MORE than 6,500 vulnerable people who were at risk of losing thousands of pounds worth of council care have won a reprieve.
Age Concern welcomed Lancashire County Council’s u-turn over budget cuts which would have hit several thousands people in Burnley, Pendle, Rossendale, the Ribble Valley and Hyndburn.
Leaders of Lancashire County Council had planned to raise the criteria for helping the elderly and people with learning and physical disabilities to receive care service from moderate’ to substantial’.
advertisementBut the council says that a better than expected grant settlement from the government had meant they could scrap their controversial Fair Access to Care services review.
Their plans would have seen thousands of people who fell into the moderate’ banding would have been re-assessed and, if they did not meet the higher substantial criteria, lost their care funding.
Instead they would have been put in touch with voluntary groups, who would also deal with any new referrals who were not found to have substantial needs.
The extra Government cash means that people will not now miss out on assistance from home helps and care assistants.
County council chiefs say they are the only authority in the county still offering moderate’ levels of care. Blackburn with Darwen council has also raised its care threshold following a recent similar review.
The authority is also continuing work on care gateways’ intended to steer people needing assistance to alternative support services in the community, voluntary and faith sectors.
County councillor Chris Cheetham, cabinet member for adult and community services, said: “I am delighted, given the better than expected settlement from the Government and resources now available, we will not be forced to raise our eligibility criteria for adults receiving assessed social care services from the county council.
“The decision not to raise the care threshold should remove the worries about the impact of the re-assessment process on individual people.”
Geraldine Moore, chief officer of Age Concern Lancashire, added: “We did raise concerns about the potential loss of services for people with moderate difficulties.
“We recognised that if people with moderate needs did not get help initially then they could need more help later on down the line.

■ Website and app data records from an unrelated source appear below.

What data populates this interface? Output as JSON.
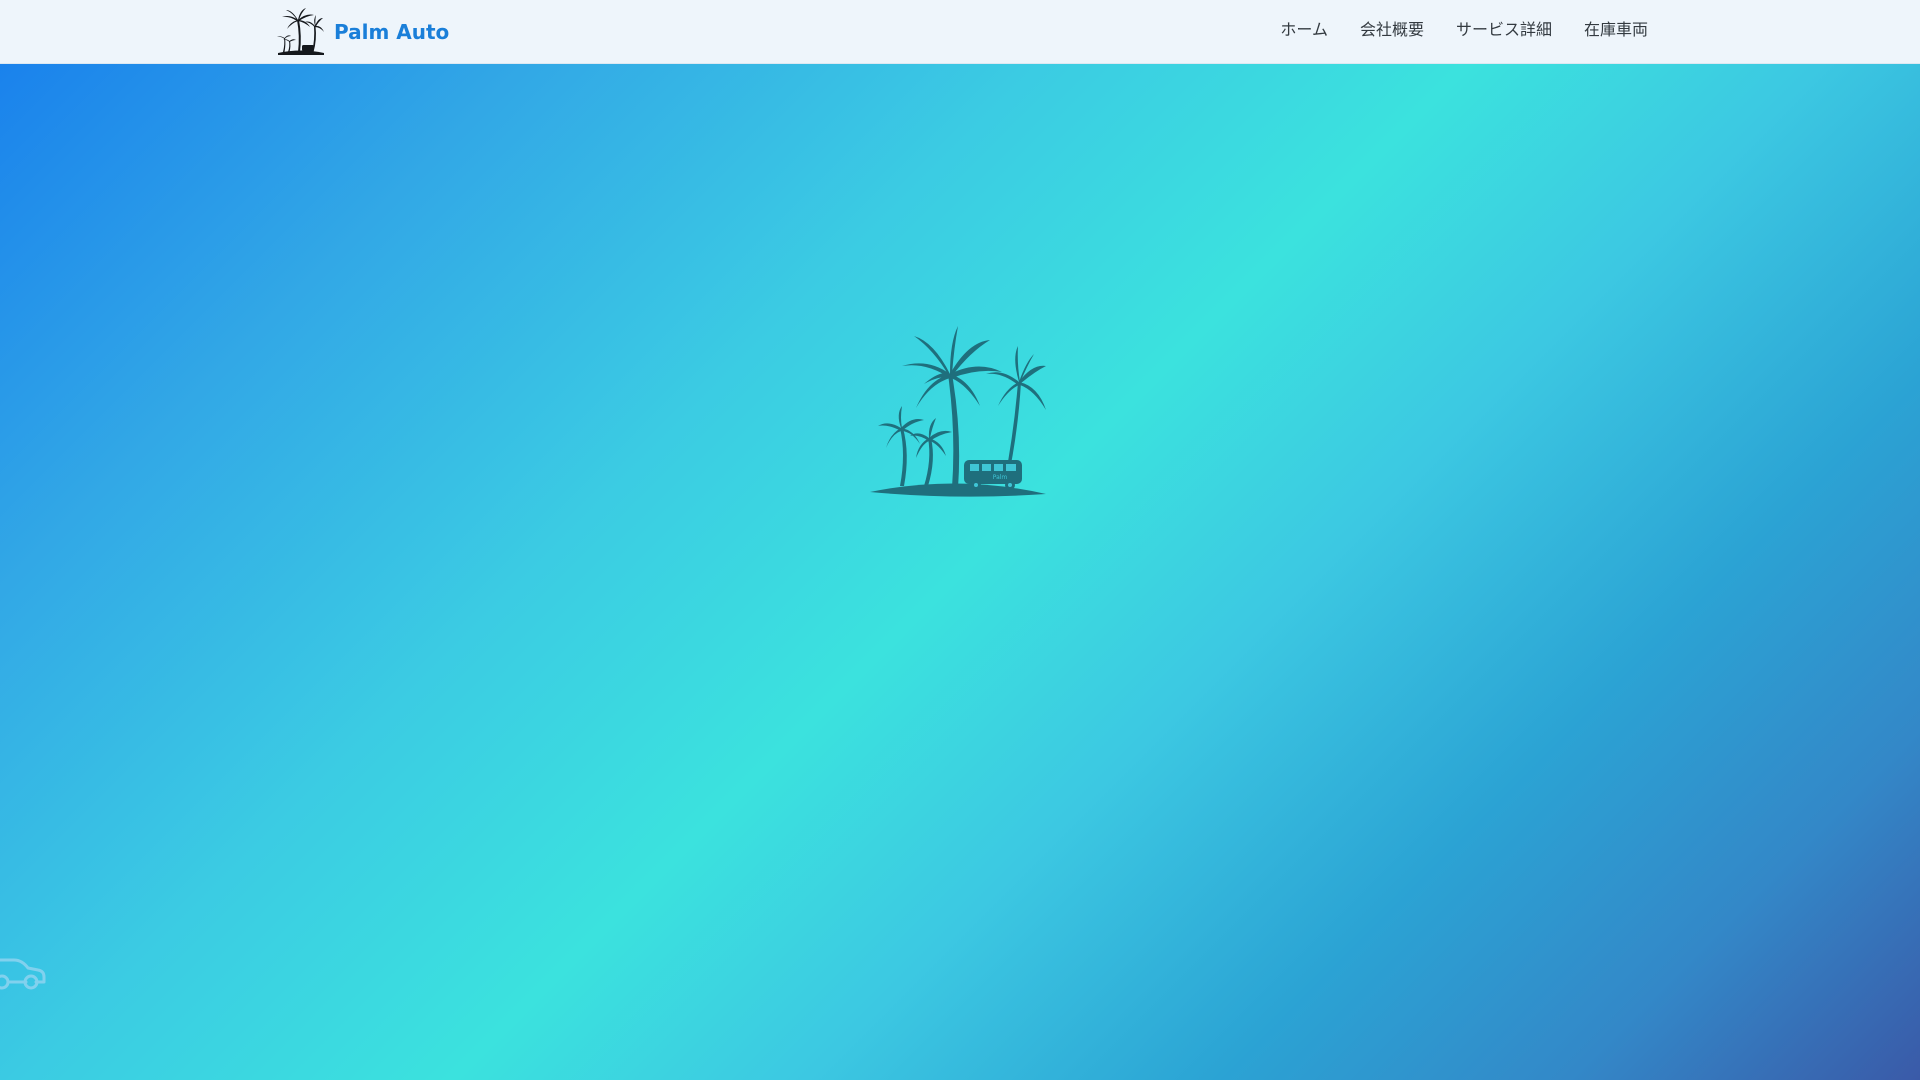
{
  "header": {
    "brand_name": "Palm Auto",
    "brand_color": "#1a7fd9",
    "logo_icon": "palm-trees-bus-logo",
    "nav": [
      {
        "label": "ホーム"
      },
      {
        "label": "会社概要"
      },
      {
        "label": "サービス詳細"
      },
      {
        "label": "在庫車両"
      }
    ]
  },
  "hero": {
    "emblem_icon": "palm-island-van-emblem",
    "emblem_van_text": "Palm",
    "decor_icon": "car-outline-icon",
    "gradient_colors": [
      "#1a82ec",
      "#3be2de",
      "#3a5aa8"
    ]
  }
}
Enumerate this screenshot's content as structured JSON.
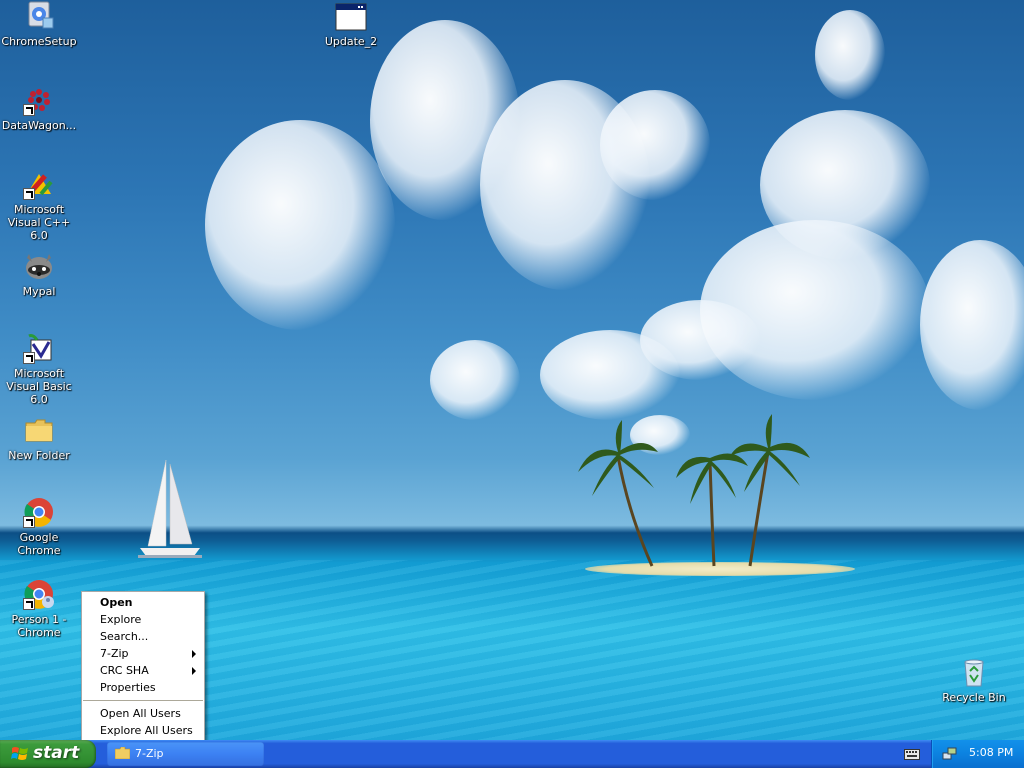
{
  "desktop": {
    "icons": [
      {
        "label": "ChromeSetup",
        "icon": "chrome-setup-icon"
      },
      {
        "label": "Update_2",
        "icon": "window-app-icon"
      },
      {
        "label": "DataWagon...",
        "icon": "datawagon-icon"
      },
      {
        "label": "Microsoft Visual C++ 6.0",
        "icon": "visual-cpp-icon"
      },
      {
        "label": "Mypal",
        "icon": "mypal-icon"
      },
      {
        "label": "Microsoft Visual Basic 6.0",
        "icon": "visual-basic-icon"
      },
      {
        "label": "New Folder",
        "icon": "folder-icon"
      },
      {
        "label": "Google Chrome",
        "icon": "chrome-icon"
      },
      {
        "label": "Person 1 - Chrome",
        "icon": "chrome-profile-icon"
      },
      {
        "label": "Recycle Bin",
        "icon": "recycle-bin-icon"
      }
    ]
  },
  "context_menu": {
    "items": [
      {
        "label": "Open",
        "default": true
      },
      {
        "label": "Explore"
      },
      {
        "label": "Search..."
      },
      {
        "label": "7-Zip",
        "submenu": true
      },
      {
        "label": "CRC SHA",
        "submenu": true
      },
      {
        "label": "Properties"
      },
      {
        "label": "Open All Users"
      },
      {
        "label": "Explore All Users"
      }
    ]
  },
  "taskbar": {
    "start_label": "start",
    "task_label": "7-Zip",
    "clock": "5:08 PM"
  },
  "colors": {
    "taskbar_blue": "#245edb",
    "start_green": "#3c9b3c",
    "tray_blue": "#0c82e0",
    "menu_separator": "#aca899"
  }
}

“Age Concern welcomes this commitment by the county council and hope to work with them to improve services for older people across East Lancashire.”
County council social services chiefs have also unveiled a major capital investment programme, totalling £11million, for learning disability and day care facilities.

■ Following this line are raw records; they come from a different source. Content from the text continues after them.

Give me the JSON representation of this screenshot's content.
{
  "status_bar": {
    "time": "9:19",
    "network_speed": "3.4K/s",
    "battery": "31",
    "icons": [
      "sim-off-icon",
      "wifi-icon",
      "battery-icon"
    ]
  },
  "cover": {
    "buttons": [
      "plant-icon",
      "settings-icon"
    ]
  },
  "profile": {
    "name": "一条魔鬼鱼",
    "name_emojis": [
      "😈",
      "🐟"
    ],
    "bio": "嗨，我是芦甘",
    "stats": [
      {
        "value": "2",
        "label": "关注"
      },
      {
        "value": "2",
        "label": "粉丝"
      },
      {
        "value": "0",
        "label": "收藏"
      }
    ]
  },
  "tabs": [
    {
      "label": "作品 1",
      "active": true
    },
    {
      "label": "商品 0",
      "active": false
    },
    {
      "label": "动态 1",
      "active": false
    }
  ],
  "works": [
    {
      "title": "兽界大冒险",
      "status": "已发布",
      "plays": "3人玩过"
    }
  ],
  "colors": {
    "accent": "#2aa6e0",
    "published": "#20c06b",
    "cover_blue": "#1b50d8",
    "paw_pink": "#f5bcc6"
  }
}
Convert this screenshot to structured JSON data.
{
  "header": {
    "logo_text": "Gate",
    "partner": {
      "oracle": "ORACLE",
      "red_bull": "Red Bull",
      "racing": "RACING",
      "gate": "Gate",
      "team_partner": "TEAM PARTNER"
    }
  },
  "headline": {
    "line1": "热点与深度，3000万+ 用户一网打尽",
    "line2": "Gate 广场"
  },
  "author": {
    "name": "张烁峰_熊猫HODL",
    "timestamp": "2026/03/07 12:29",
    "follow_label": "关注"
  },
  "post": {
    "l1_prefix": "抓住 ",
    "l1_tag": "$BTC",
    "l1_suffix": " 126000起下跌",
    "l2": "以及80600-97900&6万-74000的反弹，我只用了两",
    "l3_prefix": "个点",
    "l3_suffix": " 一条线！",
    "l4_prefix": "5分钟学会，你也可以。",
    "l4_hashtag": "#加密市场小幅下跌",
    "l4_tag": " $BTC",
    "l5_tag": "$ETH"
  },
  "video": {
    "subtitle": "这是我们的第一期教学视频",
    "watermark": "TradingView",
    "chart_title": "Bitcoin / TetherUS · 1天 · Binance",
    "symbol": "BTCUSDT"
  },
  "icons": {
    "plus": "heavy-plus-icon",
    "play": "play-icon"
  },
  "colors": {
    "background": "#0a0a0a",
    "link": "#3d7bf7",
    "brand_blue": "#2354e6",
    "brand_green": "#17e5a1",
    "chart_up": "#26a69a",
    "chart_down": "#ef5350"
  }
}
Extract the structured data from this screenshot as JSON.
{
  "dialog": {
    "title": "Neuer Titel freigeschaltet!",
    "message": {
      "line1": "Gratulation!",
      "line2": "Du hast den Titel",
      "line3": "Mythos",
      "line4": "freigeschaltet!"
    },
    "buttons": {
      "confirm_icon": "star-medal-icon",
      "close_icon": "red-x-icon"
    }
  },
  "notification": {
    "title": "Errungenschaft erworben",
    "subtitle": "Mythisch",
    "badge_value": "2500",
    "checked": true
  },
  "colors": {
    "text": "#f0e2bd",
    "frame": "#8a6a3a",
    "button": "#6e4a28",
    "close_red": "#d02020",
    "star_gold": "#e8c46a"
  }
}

An extension is planned for a learning disability centre in Gloucester Avenue, Accrington, costing £108,000, and a similar facility in Croasdale Avenue, Clitheroe, will benefit from building work totalling £87,000.

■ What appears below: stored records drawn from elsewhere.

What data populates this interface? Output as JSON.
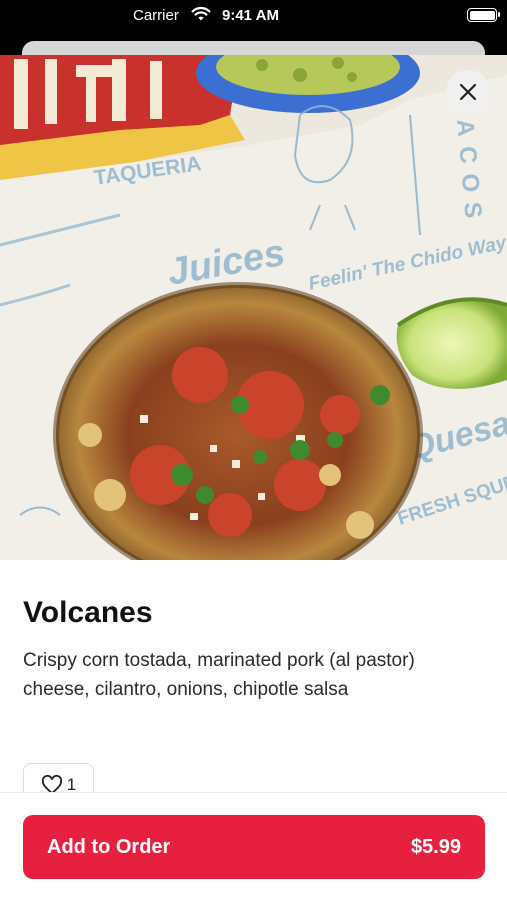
{
  "status_bar": {
    "carrier": "Carrier",
    "time": "9:41 AM"
  },
  "item": {
    "name": "Volcanes",
    "description": "Crispy corn tostada, marinated pork (al pastor) cheese, cilantro, onions, chipotle salsa",
    "photo_wrapper_text": [
      "TAQUERIA",
      "TACOS",
      "Juices",
      "FRESH SQUEEZED",
      "Feelin' The Chido Way",
      "Quesadi"
    ],
    "like_count": "1"
  },
  "order_button": {
    "label": "Add to Order",
    "price": "$5.99"
  },
  "colors": {
    "accent": "#e8203f",
    "wrapper_print": "#8fb4cc"
  },
  "icons": [
    "wifi-icon",
    "battery-icon",
    "close-icon",
    "heart-icon"
  ]
}
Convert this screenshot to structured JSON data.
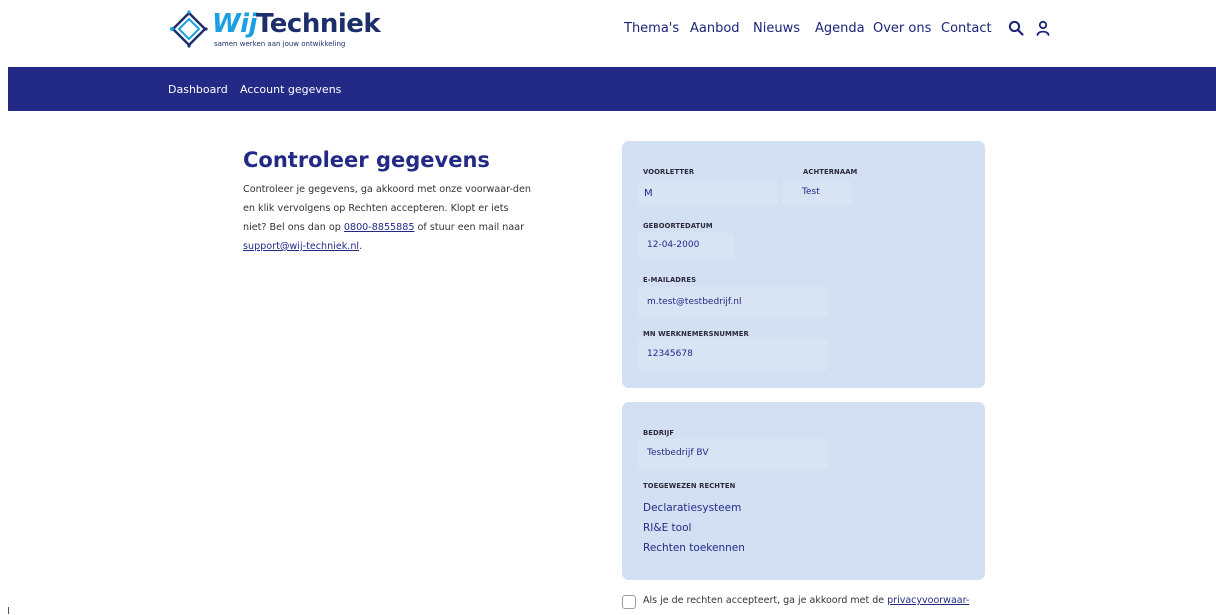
{
  "brand": {
    "name_part1": "Wij",
    "name_part2": "Techniek",
    "tagline": "samen werken aan jouw ontwikkeling",
    "colors": {
      "primary": "#232a86",
      "accent": "#1aa0e0",
      "card": "#d3dff2"
    }
  },
  "nav": {
    "items": [
      "Thema's",
      "Aanbod",
      "Nieuws",
      "Agenda",
      "Over ons",
      "Contact"
    ],
    "icons": [
      "search-icon",
      "user-icon"
    ]
  },
  "subnav": {
    "items": [
      "Dashboard",
      "Account gegevens"
    ]
  },
  "main": {
    "title": "Controleer gegevens",
    "intro_part1": "Controleer je gegevens, ga akkoord met onze voorwaar-den en klik vervolgens op Rechten accepteren. Klopt er iets niet? Bel ons dan op ",
    "phone": "0800-8855885",
    "intro_part2": " of stuur een mail naar ",
    "email": "support@wij-techniek.nl",
    "intro_part3": "."
  },
  "personal": {
    "initials_label": "VOORLETTER",
    "initials_value": "M",
    "lastname_label": "ACHTERNAAM",
    "lastname_value": "Test",
    "dob_label": "GEBOORTEDATUM",
    "dob_value": "12-04-2000",
    "email_label": "E-MAILADRES",
    "email_value": "m.test@testbedrijf.nl",
    "employee_label": "MN WERKNEMERSNUMMER",
    "employee_value": "12345678"
  },
  "company": {
    "company_label": "BEDRIJF",
    "company_value": "Testbedrijf BV",
    "rights_label": "TOEGEWEZEN RECHTEN",
    "rights": [
      "Declaratiesysteem",
      "RI&E tool",
      "Rechten toekennen"
    ]
  },
  "consent": {
    "text": "Als je de rechten accepteert, ga je akkoord met de ",
    "link": "privacyvoorwaar-"
  }
}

Day care centres across the five boroughs will also share in a £1million investment package and £150,000 of improvements to social services bases.
The plans, part of a £316million budget, look set to be ratified by the county council’s executive on Valentine’s Day.